§ EXERCISE DIRECTIONS: Write out the listing exactly, dropping any picture it contains.
________________________________________
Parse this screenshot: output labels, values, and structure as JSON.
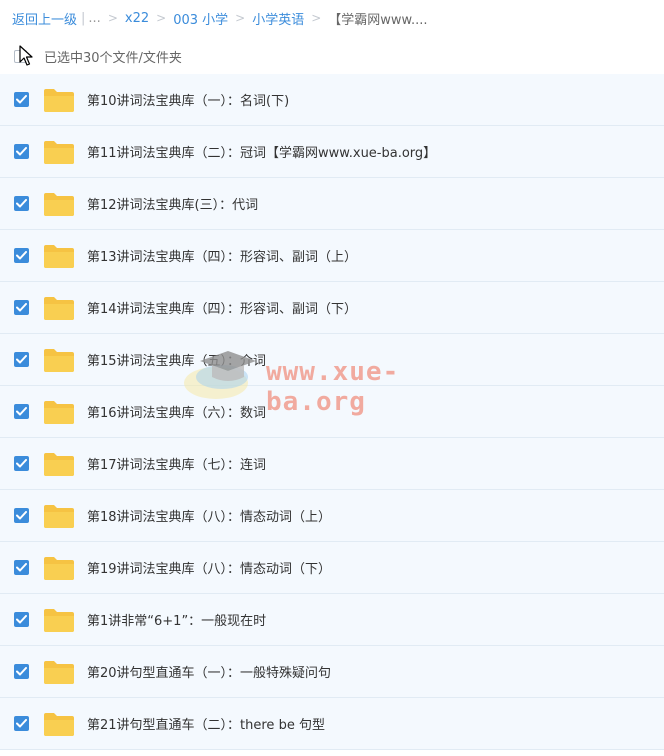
{
  "breadcrumb": {
    "back_label": "返回上一级",
    "ellipsis": "...",
    "items": [
      "x22",
      "003 小学",
      "小学英语"
    ],
    "current": "【学霸网www...."
  },
  "selection": {
    "text": "已选中30个文件/文件夹"
  },
  "files": [
    {
      "name": "第10讲词法宝典库（一）：名词(下)",
      "checked": true
    },
    {
      "name": "第11讲词法宝典库（二）：冠词【学霸网www.xue-ba.org】",
      "checked": true
    },
    {
      "name": "第12讲词法宝典库(三）：代词",
      "checked": true
    },
    {
      "name": "第13讲词法宝典库（四）：形容词、副词（上）",
      "checked": true
    },
    {
      "name": "第14讲词法宝典库（四）：形容词、副词（下）",
      "checked": true
    },
    {
      "name": "第15讲词法宝典库（五）：介词",
      "checked": true
    },
    {
      "name": "第16讲词法宝典库（六）：数词",
      "checked": true
    },
    {
      "name": "第17讲词法宝典库（七）：连词",
      "checked": true
    },
    {
      "name": "第18讲词法宝典库（八）：情态动词（上）",
      "checked": true
    },
    {
      "name": "第19讲词法宝典库（八）：情态动词（下）",
      "checked": true
    },
    {
      "name": "第1讲非常“6+1”：一般现在时",
      "checked": true
    },
    {
      "name": "第20讲句型直通车（一）：一般特殊疑问句",
      "checked": true
    },
    {
      "name": "第21讲句型直通车（二）：there be 句型",
      "checked": true
    }
  ],
  "watermark": {
    "text": "www.xue-ba.org"
  },
  "colors": {
    "accent": "#3b8cdb",
    "folder": "#f9cf51",
    "row_bg": "#f4f9fe"
  }
}
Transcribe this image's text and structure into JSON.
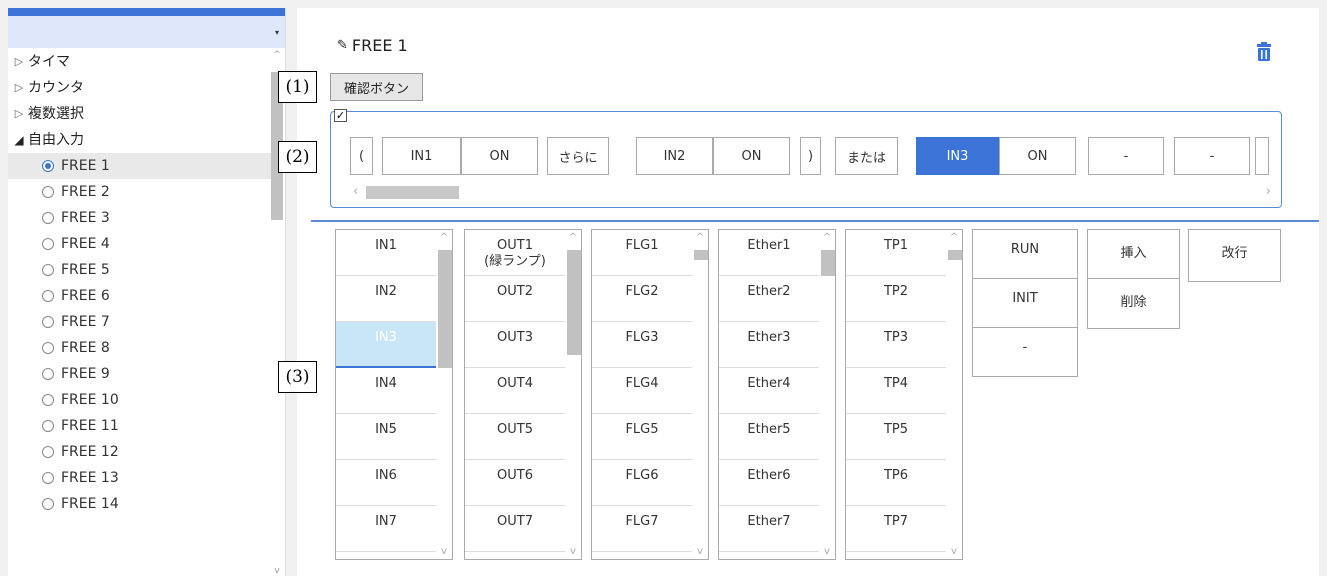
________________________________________
§ RESPONSE TO THE TASK:
Parse this screenshot: output labels, values, and structure as JSON.
{
  "breadcrumb": {
    "back_label": "返回上一级",
    "ellipsis": "...",
    "items": [
      "x22",
      "003 小学",
      "小学英语"
    ],
    "current": "【学霸网www...."
  },
  "selection": {
    "text": "已选中30个文件/文件夹"
  },
  "files": [
    {
      "name": "第10讲词法宝典库（一）：名词(下)",
      "checked": true
    },
    {
      "name": "第11讲词法宝典库（二）：冠词【学霸网www.xue-ba.org】",
      "checked": true
    },
    {
      "name": "第12讲词法宝典库(三）：代词",
      "checked": true
    },
    {
      "name": "第13讲词法宝典库（四）：形容词、副词（上）",
      "checked": true
    },
    {
      "name": "第14讲词法宝典库（四）：形容词、副词（下）",
      "checked": true
    },
    {
      "name": "第15讲词法宝典库（五）：介词",
      "checked": true
    },
    {
      "name": "第16讲词法宝典库（六）：数词",
      "checked": true
    },
    {
      "name": "第17讲词法宝典库（七）：连词",
      "checked": true
    },
    {
      "name": "第18讲词法宝典库（八）：情态动词（上）",
      "checked": true
    },
    {
      "name": "第19讲词法宝典库（八）：情态动词（下）",
      "checked": true
    },
    {
      "name": "第1讲非常“6+1”：一般现在时",
      "checked": true
    },
    {
      "name": "第20讲句型直通车（一）：一般特殊疑问句",
      "checked": true
    },
    {
      "name": "第21讲句型直通车（二）：there be 句型",
      "checked": true
    }
  ],
  "watermark": {
    "text": "www.xue-ba.org"
  },
  "colors": {
    "accent": "#3b8cdb",
    "folder": "#f9cf51",
    "row_bg": "#f4f9fe"
  }
}
Transcribe this image's text and structure into JSON.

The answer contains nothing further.